Friday, October 8, 2010

Pat Cody

Last week a dear friend of mine named Pat Cody died at the age of 87.  I had known her since I was 24, and she was younger than I am now when we first met.  We worked together at an organization called the Coalition for the Medical Rights of Women.  I was the first development director they had ever had, and this was my first development job.  The combination worked out very well, and Pat was a great part of the reason why. 

I have been thinking about why she was such a great person since I learned of her death.  She had many accomplishments to her name:  she and her husband, Fred, started one of the most successful independent bookstores in Berkeley called Cody’s Books, and ran that for 30 years.  Prior to owning the bookstore, they had lived in Mexico where they hung with the likes of Pablo Neruda and Diego Rivera.  They were Communist sympathizers, caught up in the suppression of dissent called the McCarthy Era.  Pat founded or helped to found a number of Berkeley institutions: the Berkeley Free Clinic, DES Action (her great passion for many years), and later Grandmothers Against the War

But what made her great was that I never learned any of the above from her.  She focused always on the future, bringing in lessons of the past without nostalgia or righteousness.  She had the mind of a steel trap and could bring to mind dates, names, and places with no effort at all.  She had learned Spanish in Mexico, but then rarely spoke it, yet when we went to the UN Decade for Women Conference in Nairobi in 1986, she easily talked with the Spanish speakers there. 

In our working relationship, she offered unconditional support, great enthusiasm, and gave me credit far past what was due to me for any success we experienced at the Coalition with fundraising. 

Pat introduced me to the idea that taxes were a good thing.  In the mid 1970’s, nonprofits could opt out of paying social security tax and I wanted us to do that, to save money.
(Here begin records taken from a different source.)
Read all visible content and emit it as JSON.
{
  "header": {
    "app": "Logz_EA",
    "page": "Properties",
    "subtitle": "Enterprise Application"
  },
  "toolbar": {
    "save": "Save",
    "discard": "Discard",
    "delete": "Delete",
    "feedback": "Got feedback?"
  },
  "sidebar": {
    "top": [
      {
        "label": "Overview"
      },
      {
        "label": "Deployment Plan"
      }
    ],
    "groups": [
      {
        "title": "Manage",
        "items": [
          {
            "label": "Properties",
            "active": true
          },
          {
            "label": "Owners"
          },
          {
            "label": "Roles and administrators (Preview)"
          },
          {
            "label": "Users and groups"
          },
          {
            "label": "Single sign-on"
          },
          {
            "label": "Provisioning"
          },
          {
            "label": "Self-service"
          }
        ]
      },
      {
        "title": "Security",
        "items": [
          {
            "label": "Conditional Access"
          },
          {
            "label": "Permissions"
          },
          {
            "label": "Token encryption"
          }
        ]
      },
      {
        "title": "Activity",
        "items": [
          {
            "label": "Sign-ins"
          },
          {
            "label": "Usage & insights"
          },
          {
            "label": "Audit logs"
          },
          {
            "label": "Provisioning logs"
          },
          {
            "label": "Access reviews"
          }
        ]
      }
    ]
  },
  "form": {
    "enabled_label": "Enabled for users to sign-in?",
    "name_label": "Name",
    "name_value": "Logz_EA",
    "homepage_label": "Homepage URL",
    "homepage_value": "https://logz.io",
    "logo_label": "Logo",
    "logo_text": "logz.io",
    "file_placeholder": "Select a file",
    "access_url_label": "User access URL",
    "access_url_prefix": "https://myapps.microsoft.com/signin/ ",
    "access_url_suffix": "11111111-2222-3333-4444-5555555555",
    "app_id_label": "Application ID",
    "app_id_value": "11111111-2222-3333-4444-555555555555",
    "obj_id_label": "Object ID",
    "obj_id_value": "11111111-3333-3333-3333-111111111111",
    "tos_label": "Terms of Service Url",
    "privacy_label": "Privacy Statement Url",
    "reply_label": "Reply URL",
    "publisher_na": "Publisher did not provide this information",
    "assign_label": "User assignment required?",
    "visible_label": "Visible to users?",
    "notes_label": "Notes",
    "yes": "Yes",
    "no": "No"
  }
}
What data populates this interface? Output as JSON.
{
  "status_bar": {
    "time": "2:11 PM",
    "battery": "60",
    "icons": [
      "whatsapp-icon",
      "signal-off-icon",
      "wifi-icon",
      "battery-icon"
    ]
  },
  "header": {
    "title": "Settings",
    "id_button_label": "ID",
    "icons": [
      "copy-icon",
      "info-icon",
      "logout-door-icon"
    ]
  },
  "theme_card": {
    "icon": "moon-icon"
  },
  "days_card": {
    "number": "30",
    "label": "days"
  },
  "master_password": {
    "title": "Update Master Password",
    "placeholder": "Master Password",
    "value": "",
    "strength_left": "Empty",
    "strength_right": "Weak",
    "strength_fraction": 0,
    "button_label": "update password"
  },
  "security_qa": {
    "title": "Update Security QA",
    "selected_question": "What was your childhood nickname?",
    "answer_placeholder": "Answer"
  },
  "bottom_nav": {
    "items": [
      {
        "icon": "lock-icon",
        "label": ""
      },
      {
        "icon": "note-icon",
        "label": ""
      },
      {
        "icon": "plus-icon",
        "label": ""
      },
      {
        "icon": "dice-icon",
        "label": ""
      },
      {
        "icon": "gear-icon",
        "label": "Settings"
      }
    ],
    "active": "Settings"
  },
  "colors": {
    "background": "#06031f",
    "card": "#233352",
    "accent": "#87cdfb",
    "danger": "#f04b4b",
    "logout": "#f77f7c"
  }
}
She was able to help me see that any short term gain from this move would only hurt all of us later, and that social security tax was our obligation to the entire society.  She was the first ‘commoner’ I ever knew, although she did not use that word to describer herself.
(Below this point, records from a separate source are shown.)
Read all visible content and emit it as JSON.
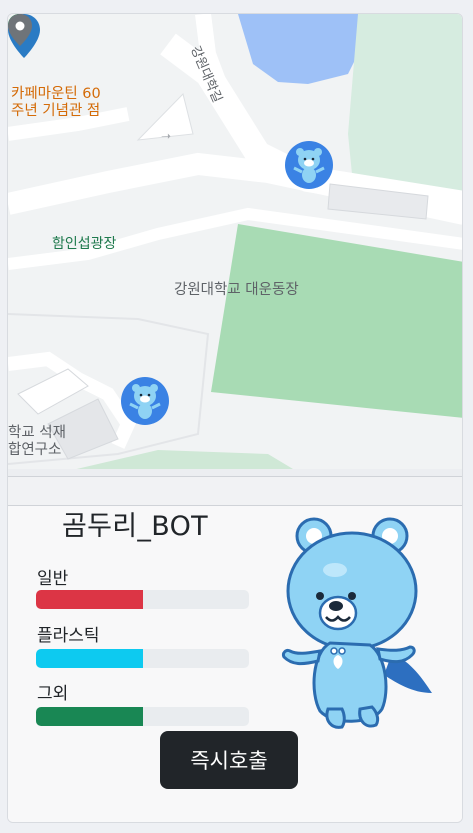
{
  "map": {
    "places": {
      "cafe_line1": "카페마운틴 60",
      "cafe_line2": "주년 기념관 점",
      "plaza": "함인섭광장",
      "stadium": "강원대학교 대운동장",
      "lab_line1": "학교 석재",
      "lab_line2": "합연구소",
      "road": "강원대학길"
    },
    "icons": {
      "bot_marker": "bear-mascot-marker-icon",
      "location_pin": "map-pin-icon",
      "park": "tree-icon",
      "place": "gray-pin-icon",
      "direction": "arrow-icon"
    }
  },
  "panel": {
    "bot_name": "곰두리_BOT",
    "gauges": [
      {
        "label": "일반",
        "level_percent": 50,
        "color": "#dc3545"
      },
      {
        "label": "플라스틱",
        "level_percent": 50,
        "color": "#0dcaf0"
      },
      {
        "label": "그외",
        "level_percent": 50,
        "color": "#198754"
      }
    ],
    "call_button": "즉시호출",
    "mascot_icon": "bear-mascot-icon"
  },
  "colors": {
    "marker_blue": "#3a82e4",
    "button_dark": "#212529",
    "park_green": "#a8dbb4"
  }
}
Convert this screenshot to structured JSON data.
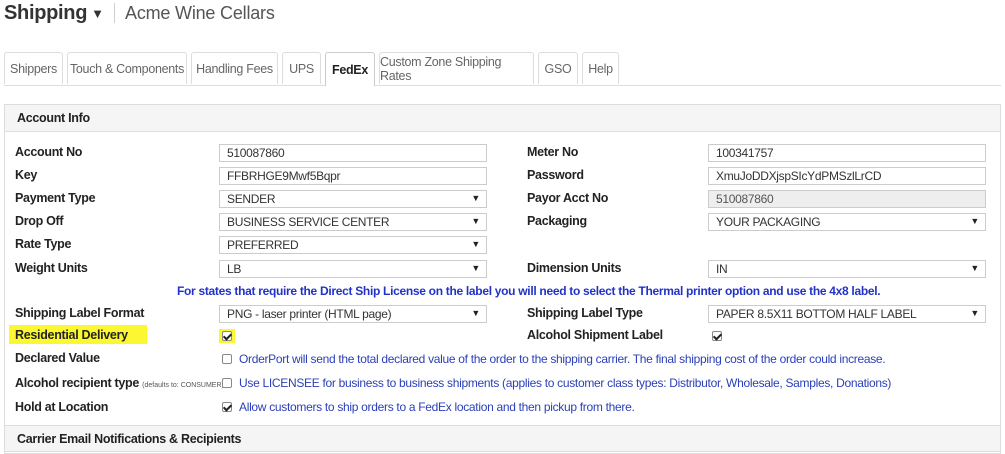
{
  "header": {
    "app_title": "Shipping",
    "company": "Acme Wine Cellars"
  },
  "tabs": [
    {
      "label": "Shippers"
    },
    {
      "label": "Touch & Components"
    },
    {
      "label": "Handling Fees"
    },
    {
      "label": "UPS"
    },
    {
      "label": "FedEx",
      "active": true
    },
    {
      "label": "Custom Zone Shipping Rates"
    },
    {
      "label": "GSO"
    },
    {
      "label": "Help"
    }
  ],
  "account_info": {
    "heading": "Account Info",
    "account_no": {
      "label": "Account No",
      "value": "510087860"
    },
    "meter_no": {
      "label": "Meter No",
      "value": "100341757"
    },
    "key": {
      "label": "Key",
      "value": "FFBRHGE9Mwf5Bqpr"
    },
    "password": {
      "label": "Password",
      "value": "XmuJoDDXjspSIcYdPMSzlLrCD"
    },
    "payment_type": {
      "label": "Payment Type",
      "value": "SENDER"
    },
    "payor_acct_no": {
      "label": "Payor Acct No",
      "value": "510087860"
    },
    "drop_off": {
      "label": "Drop Off",
      "value": "BUSINESS SERVICE CENTER"
    },
    "packaging": {
      "label": "Packaging",
      "value": "YOUR PACKAGING"
    },
    "rate_type": {
      "label": "Rate Type",
      "value": "PREFERRED"
    },
    "weight_units": {
      "label": "Weight Units",
      "value": "LB"
    },
    "dimension_units": {
      "label": "Dimension Units",
      "value": "IN"
    },
    "notice": "For states that require the Direct Ship License on the label you will need to select the Thermal printer option and use the 4x8 label.",
    "label_format": {
      "label": "Shipping Label Format",
      "value": "PNG - laser printer (HTML page)"
    },
    "label_type": {
      "label": "Shipping Label Type",
      "value": "PAPER 8.5X11 BOTTOM HALF LABEL"
    },
    "residential_delivery": {
      "label": "Residential Delivery",
      "checked": true
    },
    "alcohol_shipment_label": {
      "label": "Alcohol Shipment Label",
      "checked": true
    },
    "declared_value": {
      "label": "Declared Value",
      "checked": false,
      "description": "OrderPort will send the total declared value of the order to the shipping carrier. The final shipping cost of the order could increase."
    },
    "alcohol_recipient_type": {
      "label": "Alcohol recipient type",
      "note": "(defaults to: CONSUMER)",
      "checked": false,
      "description": "Use LICENSEE for business to business shipments (applies to customer class types: Distributor, Wholesale, Samples, Donations)"
    },
    "hold_at_location": {
      "label": "Hold at Location",
      "checked": true,
      "description": "Allow customers to ship orders to a FedEx location and then pickup from there."
    }
  },
  "carrier_email": {
    "heading": "Carrier Email Notifications & Recipients"
  },
  "colors": {
    "highlight": "#fbf832",
    "link_blue": "#2a3fb8",
    "notice_blue": "#2232c8"
  }
}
I did not see her very often in the past few years: I was too busy and I did not take into account that she would not always be around.  I missed some great opportunities and I regret that very much.  In terms of rough social equity, death is the great equalizer: it comes to us all and those that go on living are never entirely prepared for the shock of it. 

Although I was not as good a friend as I should have or could have been, I never got that message from Pat.  She was always glad to see me when she saw me, with no recriminations.

I only hope that I can offer that same unconditional loving support to the people who are younger than me that she gave me.

Pat, you live on!!!  Thanks.

No comments: